Are you unsure about the type of water to use for your espresso machine? That’s understandable. Using the wrong type of water can lead to adverse effects in your espresso machine and change the taste of your coffee. Formulated water and hard water contain minerals such as magnesium and calcium. They can cause overheating issues in dual boiler espresso machines or heat exchange espresso machines. On the other hand, purified and distilled water might cause corrosive oxidation to parts of the espresso machine, making the pressure stat fail.
By following this guide, you’ll learn how poor water choice can affect the taste of your coffee and cause heating elements of your espresso machine to fail.
How Water Affects Taste
Water serves as a medium for coffee flavor by taking in oils and solids that the coffee beans or coffee powder holds. This results in coffee. Water that has small amounts of other minerals in it, such as formulated water, will be less able to take in such flavors. The reduced extracting ability prevents your coffee from tasting as flavorful as it should be.
How Water Helps Your Espresso Machine Work
Dual boiler espresso machines and heat exchange espresso machines have a metal probe through the top of the boiler. A low voltage of electrical current runs through this probe so that it can manage the water level. When the water level reaches the tip of the probe, electricity courses through the water via its minerals to reach the outer boiler wall. The espresso machine then picks up on the minute electrical activity and shuts the boiler refill valve. If the water level falls below the tip of the probe, the electricity will be paused, sending a signal to your espresso machine for a refill. It will then turn on the pump and refill the water.
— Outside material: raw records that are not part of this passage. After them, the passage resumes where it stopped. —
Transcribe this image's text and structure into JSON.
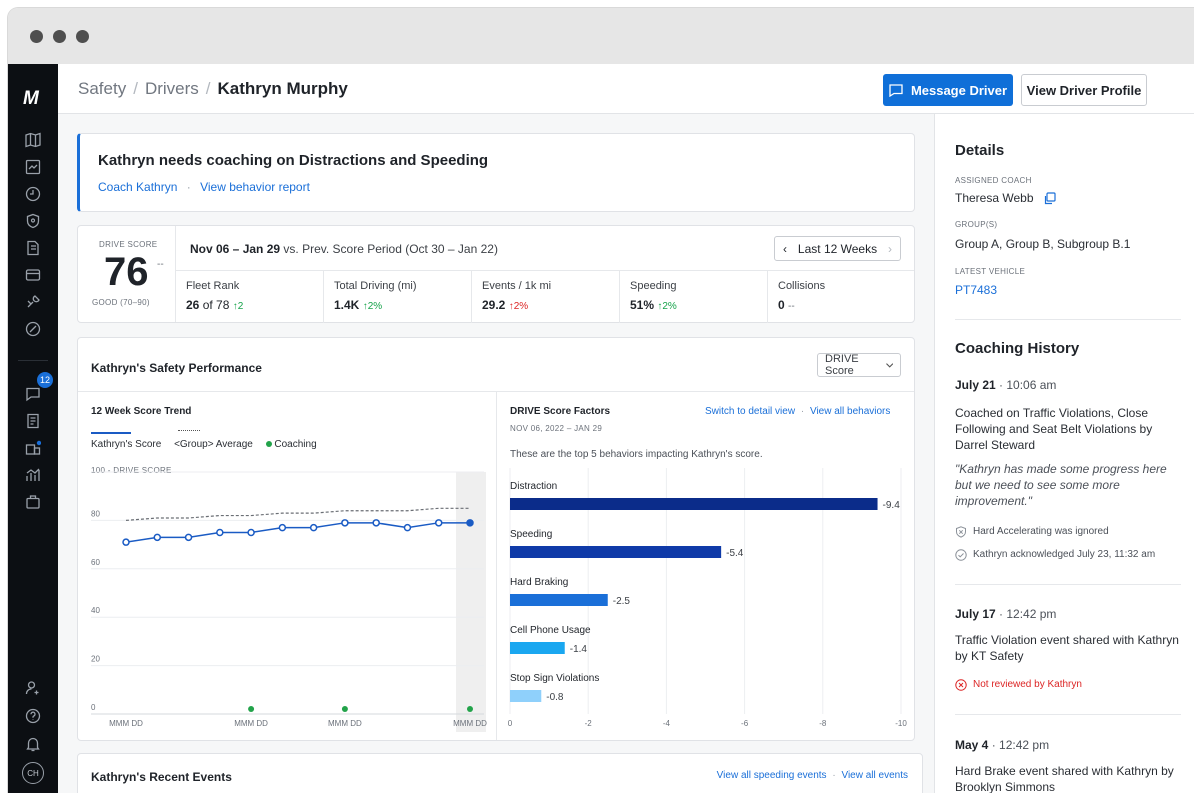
{
  "sidebar": {
    "logo": "M",
    "badge_count": "12",
    "avatar_initials": "CH"
  },
  "breadcrumb": {
    "level1": "Safety",
    "level2": "Drivers",
    "current": "Kathryn Murphy"
  },
  "header": {
    "message_button": "Message Driver",
    "profile_button": "View Driver Profile"
  },
  "alert": {
    "title": "Kathryn needs coaching on Distractions and Speeding",
    "coach_link": "Coach Kathryn",
    "sep": "·",
    "report_link": "View behavior report"
  },
  "score": {
    "label": "DRIVE SCORE",
    "value": "76",
    "delta": "--",
    "rating": "GOOD (70–90)",
    "period": "Nov 06 – Jan 29",
    "vs_text": "vs. Prev. Score Period (Oct 30 – Jan 22)",
    "range_label": "Last 12 Weeks",
    "metrics": [
      {
        "title": "Fleet Rank",
        "value": "26",
        "suffix": "of 78",
        "change": "↑2",
        "trend": "up"
      },
      {
        "title": "Total Driving (mi)",
        "value": "1.4K",
        "suffix": "",
        "change": "↑2%",
        "trend": "up"
      },
      {
        "title": "Events / 1k mi",
        "value": "29.2",
        "suffix": "",
        "change": "↑2%",
        "trend": "bad"
      },
      {
        "title": "Speeding",
        "value": "51%",
        "suffix": "",
        "change": "↑2%",
        "trend": "up"
      },
      {
        "title": "Collisions",
        "value": "0",
        "suffix": "",
        "change": "--",
        "trend": "none"
      }
    ]
  },
  "performance": {
    "title": "Kathryn's Safety Performance",
    "dropdown": "DRIVE Score"
  },
  "trend": {
    "title": "12 Week Score Trend",
    "legend_score": "Kathryn's Score",
    "legend_avg": "<Group> Average",
    "legend_coaching": "Coaching",
    "y_caption": "100 - DRIVE SCORE",
    "y_ticks": [
      "80",
      "60",
      "40",
      "20",
      "0"
    ],
    "x_ticks": [
      "MMM DD",
      "MMM DD",
      "MMM DD",
      "MMM DD"
    ]
  },
  "factors": {
    "title": "DRIVE Score Factors",
    "date": "NOV 06, 2022 – JAN 29",
    "switch_link": "Switch to detail view",
    "sep": "·",
    "all_link": "View all behaviors",
    "description": "These are the top 5 behaviors impacting Kathryn's score.",
    "x_ticks": [
      "0",
      "-2",
      "-4",
      "-6",
      "-8",
      "-10"
    ]
  },
  "chart_data": [
    {
      "type": "line",
      "title": "12 Week Score Trend",
      "ylabel": "100 - DRIVE SCORE",
      "ylim": [
        0,
        100
      ],
      "x": [
        1,
        2,
        3,
        4,
        5,
        6,
        7,
        8,
        9,
        10,
        11,
        12
      ],
      "x_tick_labels": [
        "MMM DD",
        "MMM DD",
        "MMM DD",
        "MMM DD"
      ],
      "series": [
        {
          "name": "Kathryn's Score",
          "values": [
            71,
            73,
            73,
            75,
            75,
            77,
            77,
            79,
            79,
            77,
            79,
            79
          ],
          "color": "#1a5bc4"
        },
        {
          "name": "<Group> Average",
          "values": [
            80,
            81,
            81,
            82,
            82,
            83,
            83,
            84,
            84,
            84,
            85,
            85
          ],
          "color": "#6b6f75"
        }
      ],
      "coaching_weeks": [
        5,
        8,
        12
      ],
      "grid": true
    },
    {
      "type": "bar",
      "title": "DRIVE Score Factors",
      "orientation": "horizontal",
      "categories": [
        "Distraction",
        "Speeding",
        "Hard Braking",
        "Cell Phone Usage",
        "Stop Sign Violations"
      ],
      "values": [
        -9.4,
        -5.4,
        -2.5,
        -1.4,
        -0.8
      ],
      "value_labels": [
        "-9.4",
        "-5.4",
        "-2.5",
        "-1.4",
        "-0.8"
      ],
      "colors": [
        "#0b2c8a",
        "#0f3aa8",
        "#1a6fd8",
        "#1aa7f0",
        "#8fd0fb"
      ],
      "xlim": [
        0,
        -10
      ]
    }
  ],
  "events": {
    "title": "Kathryn's Recent Events",
    "speeding_link": "View all speeding events",
    "sep": "·",
    "all_link": "View all events"
  },
  "details": {
    "title": "Details",
    "coach_label": "ASSIGNED COACH",
    "coach": "Theresa Webb",
    "groups_label": "GROUP(S)",
    "groups": "Group A, Group B, Subgroup B.1",
    "vehicle_label": "LATEST VEHICLE",
    "vehicle": "PT7483"
  },
  "history": {
    "title": "Coaching History",
    "entries": [
      {
        "date": "July 21",
        "time": "· 10:06 am",
        "text": "Coached on Traffic Violations, Close Following and Seat Belt Violations by Darrel Steward",
        "quote": "\"Kathryn has made some progress here but we need to see some more improvement.\"",
        "note1": "Hard Accelerating was ignored",
        "note2": "Kathryn acknowledged July 23, 11:32 am"
      },
      {
        "date": "July 17",
        "time": "· 12:42 pm",
        "text": "Traffic Violation event shared with Kathryn by KT Safety",
        "status": "Not reviewed by Kathryn"
      },
      {
        "date": "May 4",
        "time": "· 12:42 pm",
        "text": "Hard Brake event shared with Kathryn by Brooklyn Simmons"
      }
    ]
  }
}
If you use purified water, electricity will be unable to flow through the water. Without this electrical signal, your espresso machine will continue to refill without stopping, resulting in your boiler overflowing.
Water and Corrosive Oxidation
Poor water choice can cause corrosive oxidation on the metal components of your espresso machine. If your espresso machine has an in-built PID sensor to regulate the temperature of the water in the boiler, it can be filmed up by biofilms or corroded by magnesium and calcium. This causes the PID sensor to malfunction, reading a lower temperature than it's supposed to. This false reading will cause your boiler to act erratically and overheat as it repeatedly attempts to boil water that’s already been boiled. If this happens, you’ll need to remove and clean the sensor or replace it.
What’s the Best Water Choice?
It’s important to care for your espresso machine properly so it will serve your coffee needs for a long time. Use the right type of water when making coffee so you can protect your espresso machine. The best choice would be softened water. It has the good minerals required for your espresso machine to work properly without the minerals that can cause corrosive oxidation. You can measure water hardness by using a TDS meter or water hardness test strips. If you use softened water that’s between 35PPM and 85PPM, you’ll be able to enjoy a delicious, flavorful cup of coffee.